EXERCISE → Output the records, every one, exactly as given.

TASK DATA →
========================================================================

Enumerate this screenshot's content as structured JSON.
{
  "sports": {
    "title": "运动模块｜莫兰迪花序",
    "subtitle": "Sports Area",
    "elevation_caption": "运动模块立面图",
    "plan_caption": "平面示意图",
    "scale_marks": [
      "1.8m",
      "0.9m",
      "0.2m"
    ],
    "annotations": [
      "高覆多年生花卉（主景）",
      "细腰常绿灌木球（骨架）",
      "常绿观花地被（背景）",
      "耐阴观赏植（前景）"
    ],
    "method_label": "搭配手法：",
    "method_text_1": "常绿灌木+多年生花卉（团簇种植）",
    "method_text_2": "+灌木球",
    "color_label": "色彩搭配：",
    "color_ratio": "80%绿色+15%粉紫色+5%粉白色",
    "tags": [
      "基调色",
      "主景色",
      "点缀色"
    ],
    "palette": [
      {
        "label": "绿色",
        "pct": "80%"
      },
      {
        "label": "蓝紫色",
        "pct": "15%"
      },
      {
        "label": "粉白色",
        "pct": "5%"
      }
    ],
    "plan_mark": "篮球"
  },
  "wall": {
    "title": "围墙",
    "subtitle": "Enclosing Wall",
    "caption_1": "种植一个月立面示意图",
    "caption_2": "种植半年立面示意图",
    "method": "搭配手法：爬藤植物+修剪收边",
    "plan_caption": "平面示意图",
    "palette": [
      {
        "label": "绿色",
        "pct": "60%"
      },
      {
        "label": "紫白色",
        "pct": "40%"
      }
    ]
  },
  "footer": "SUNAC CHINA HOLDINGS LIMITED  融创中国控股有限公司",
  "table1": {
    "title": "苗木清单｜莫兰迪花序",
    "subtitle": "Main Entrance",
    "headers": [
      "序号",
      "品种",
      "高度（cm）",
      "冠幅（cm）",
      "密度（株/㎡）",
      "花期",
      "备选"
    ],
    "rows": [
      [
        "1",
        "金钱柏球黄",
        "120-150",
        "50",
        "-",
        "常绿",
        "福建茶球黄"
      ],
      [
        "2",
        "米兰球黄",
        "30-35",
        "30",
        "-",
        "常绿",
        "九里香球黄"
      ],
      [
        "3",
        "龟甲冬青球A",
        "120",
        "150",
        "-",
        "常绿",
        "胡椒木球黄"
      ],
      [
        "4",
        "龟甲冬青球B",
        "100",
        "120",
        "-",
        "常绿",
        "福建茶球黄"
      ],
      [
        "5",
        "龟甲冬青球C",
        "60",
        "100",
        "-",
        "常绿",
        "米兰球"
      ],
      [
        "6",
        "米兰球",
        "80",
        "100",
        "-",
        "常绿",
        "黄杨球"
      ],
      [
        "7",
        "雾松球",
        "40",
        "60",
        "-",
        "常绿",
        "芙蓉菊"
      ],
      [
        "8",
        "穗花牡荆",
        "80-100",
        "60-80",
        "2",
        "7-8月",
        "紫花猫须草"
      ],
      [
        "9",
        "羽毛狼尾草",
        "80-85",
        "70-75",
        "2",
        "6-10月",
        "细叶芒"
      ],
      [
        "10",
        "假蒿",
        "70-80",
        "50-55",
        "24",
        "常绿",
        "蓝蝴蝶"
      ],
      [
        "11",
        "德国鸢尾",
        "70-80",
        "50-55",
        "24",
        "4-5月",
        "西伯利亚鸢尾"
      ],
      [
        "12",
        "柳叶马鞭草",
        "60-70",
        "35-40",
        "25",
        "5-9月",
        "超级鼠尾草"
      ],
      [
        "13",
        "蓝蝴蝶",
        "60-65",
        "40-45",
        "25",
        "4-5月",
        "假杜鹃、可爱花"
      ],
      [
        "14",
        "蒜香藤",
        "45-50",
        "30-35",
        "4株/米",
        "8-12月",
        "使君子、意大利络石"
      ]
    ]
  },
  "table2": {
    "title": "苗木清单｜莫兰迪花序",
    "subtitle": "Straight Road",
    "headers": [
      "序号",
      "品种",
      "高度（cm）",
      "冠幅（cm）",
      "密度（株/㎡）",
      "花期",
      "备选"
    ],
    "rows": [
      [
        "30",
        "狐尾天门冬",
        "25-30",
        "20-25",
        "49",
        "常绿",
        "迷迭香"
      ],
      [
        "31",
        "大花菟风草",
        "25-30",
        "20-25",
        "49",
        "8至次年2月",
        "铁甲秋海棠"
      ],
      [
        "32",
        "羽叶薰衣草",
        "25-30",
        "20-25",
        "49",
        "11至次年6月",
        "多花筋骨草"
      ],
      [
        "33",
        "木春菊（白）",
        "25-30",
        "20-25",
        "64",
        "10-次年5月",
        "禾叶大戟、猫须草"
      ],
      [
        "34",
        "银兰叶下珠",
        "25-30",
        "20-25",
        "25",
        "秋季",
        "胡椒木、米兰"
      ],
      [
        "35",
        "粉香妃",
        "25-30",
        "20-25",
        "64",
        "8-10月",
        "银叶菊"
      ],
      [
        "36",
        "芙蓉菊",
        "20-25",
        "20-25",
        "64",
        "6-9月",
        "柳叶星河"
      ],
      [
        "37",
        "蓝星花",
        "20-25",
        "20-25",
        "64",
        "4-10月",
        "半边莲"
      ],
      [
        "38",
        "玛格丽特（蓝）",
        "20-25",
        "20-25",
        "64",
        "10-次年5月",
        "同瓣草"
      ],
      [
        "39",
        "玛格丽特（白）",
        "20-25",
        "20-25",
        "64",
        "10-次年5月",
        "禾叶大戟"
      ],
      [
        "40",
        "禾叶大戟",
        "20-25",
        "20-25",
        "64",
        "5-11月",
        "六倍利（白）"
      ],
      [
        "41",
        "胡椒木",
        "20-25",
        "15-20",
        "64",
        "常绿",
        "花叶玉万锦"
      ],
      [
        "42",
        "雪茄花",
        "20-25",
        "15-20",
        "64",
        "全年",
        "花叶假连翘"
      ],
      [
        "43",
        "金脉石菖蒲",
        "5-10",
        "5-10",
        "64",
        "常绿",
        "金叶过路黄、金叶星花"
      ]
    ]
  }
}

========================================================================

OUTPUT FOR THIS TASK →
Enumerate this screenshot's content as structured JSON.
{
  "sports": {
    "title": "运动模块｜莫兰迪花序",
    "subtitle": "Sports Area",
    "elevation_caption": "运动模块立面图",
    "plan_caption": "平面示意图",
    "scale_marks": [
      "1.8m",
      "0.9m",
      "0.2m"
    ],
    "annotations": [
      "高覆多年生花卉（主景）",
      "细腰常绿灌木球（骨架）",
      "常绿观花地被（背景）",
      "耐阴观赏植（前景）"
    ],
    "method_label": "搭配手法：",
    "method_text_1": "常绿灌木+多年生花卉（团簇种植）",
    "method_text_2": "+灌木球",
    "color_label": "色彩搭配：",
    "color_ratio": "80%绿色+15%粉紫色+5%粉白色",
    "tags": [
      "基调色",
      "主景色",
      "点缀色"
    ],
    "palette": [
      {
        "label": "绿色",
        "pct": "80%"
      },
      {
        "label": "蓝紫色",
        "pct": "15%"
      },
      {
        "label": "粉白色",
        "pct": "5%"
      }
    ],
    "plan_mark": "篮球"
  },
  "wall": {
    "title": "围墙",
    "subtitle": "Enclosing Wall",
    "caption_1": "种植一个月立面示意图",
    "caption_2": "种植半年立面示意图",
    "method": "搭配手法：爬藤植物+修剪收边",
    "plan_caption": "平面示意图",
    "palette": [
      {
        "label": "绿色",
        "pct": "60%"
      },
      {
        "label": "紫白色",
        "pct": "40%"
      }
    ]
  },
  "footer": "SUNAC CHINA HOLDINGS LIMITED  融创中国控股有限公司",
  "table1": {
    "title": "苗木清单｜莫兰迪花序",
    "subtitle": "Main Entrance",
    "headers": [
      "序号",
      "品种",
      "高度（cm）",
      "冠幅（cm）",
      "密度（株/㎡）",
      "花期",
      "备选"
    ],
    "rows": [
      [
        "1",
        "金钱柏球黄",
        "120-150",
        "50",
        "-",
        "常绿",
        "福建茶球黄"
      ],
      [
        "2",
        "米兰球黄",
        "30-35",
        "30",
        "-",
        "常绿",
        "九里香球黄"
      ],
      [
        "3",
        "龟甲冬青球A",
        "120",
        "150",
        "-",
        "常绿",
        "胡椒木球黄"
      ],
      [
        "4",
        "龟甲冬青球B",
        "100",
        "120",
        "-",
        "常绿",
        "福建茶球黄"
      ],
      [
        "5",
        "龟甲冬青球C",
        "60",
        "100",
        "-",
        "常绿",
        "米兰球"
      ],
      [
        "6",
        "米兰球",
        "80",
        "100",
        "-",
        "常绿",
        "黄杨球"
      ],
      [
        "7",
        "雾松球",
        "40",
        "60",
        "-",
        "常绿",
        "芙蓉菊"
      ],
      [
        "8",
        "穗花牡荆",
        "80-100",
        "60-80",
        "2",
        "7-8月",
        "紫花猫须草"
      ],
      [
        "9",
        "羽毛狼尾草",
        "80-85",
        "70-75",
        "2",
        "6-10月",
        "细叶芒"
      ],
      [
        "10",
        "假蒿",
        "70-80",
        "50-55",
        "24",
        "常绿",
        "蓝蝴蝶"
      ],
      [
        "11",
        "德国鸢尾",
        "70-80",
        "50-55",
        "24",
        "4-5月",
        "西伯利亚鸢尾"
      ],
      [
        "12",
        "柳叶马鞭草",
        "60-70",
        "35-40",
        "25",
        "5-9月",
        "超级鼠尾草"
      ],
      [
        "13",
        "蓝蝴蝶",
        "60-65",
        "40-45",
        "25",
        "4-5月",
        "假杜鹃、可爱花"
      ],
      [
        "14",
        "蒜香藤",
        "45-50",
        "30-35",
        "4株/米",
        "8-12月",
        "使君子、意大利络石"
      ]
    ]
  },
  "table2": {
    "title": "苗木清单｜莫兰迪花序",
    "subtitle": "Straight Road",
    "headers": [
      "序号",
      "品种",
      "高度（cm）",
      "冠幅（cm）",
      "密度（株/㎡）",
      "花期",
      "备选"
    ],
    "rows": [
      [
        "30",
        "狐尾天门冬",
        "25-30",
        "20-25",
        "49",
        "常绿",
        "迷迭香"
      ],
      [
        "31",
        "大花菟风草",
        "25-30",
        "20-25",
        "49",
        "8至次年2月",
        "铁甲秋海棠"
      ],
      [
        "32",
        "羽叶薰衣草",
        "25-30",
        "20-25",
        "49",
        "11至次年6月",
        "多花筋骨草"
      ],
      [
        "33",
        "木春菊（白）",
        "25-30",
        "20-25",
        "64",
        "10-次年5月",
        "禾叶大戟、猫须草"
      ],
      [
        "34",
        "银兰叶下珠",
        "25-30",
        "20-25",
        "25",
        "秋季",
        "胡椒木、米兰"
      ],
      [
        "35",
        "粉香妃",
        "25-30",
        "20-25",
        "64",
        "8-10月",
        "银叶菊"
      ],
      [
        "36",
        "芙蓉菊",
        "20-25",
        "20-25",
        "64",
        "6-9月",
        "柳叶星河"
      ],
      [
        "37",
        "蓝星花",
        "20-25",
        "20-25",
        "64",
        "4-10月",
        "半边莲"
      ],
      [
        "38",
        "玛格丽特（蓝）",
        "20-25",
        "20-25",
        "64",
        "10-次年5月",
        "同瓣草"
      ],
      [
        "39",
        "玛格丽特（白）",
        "20-25",
        "20-25",
        "64",
        "10-次年5月",
        "禾叶大戟"
      ],
      [
        "40",
        "禾叶大戟",
        "20-25",
        "20-25",
        "64",
        "5-11月",
        "六倍利（白）"
      ],
      [
        "41",
        "胡椒木",
        "20-25",
        "15-20",
        "64",
        "常绿",
        "花叶玉万锦"
      ],
      [
        "42",
        "雪茄花",
        "20-25",
        "15-20",
        "64",
        "全年",
        "花叶假连翘"
      ],
      [
        "43",
        "金脉石菖蒲",
        "5-10",
        "5-10",
        "64",
        "常绿",
        "金叶过路黄、金叶星花"
      ]
    ]
  }
}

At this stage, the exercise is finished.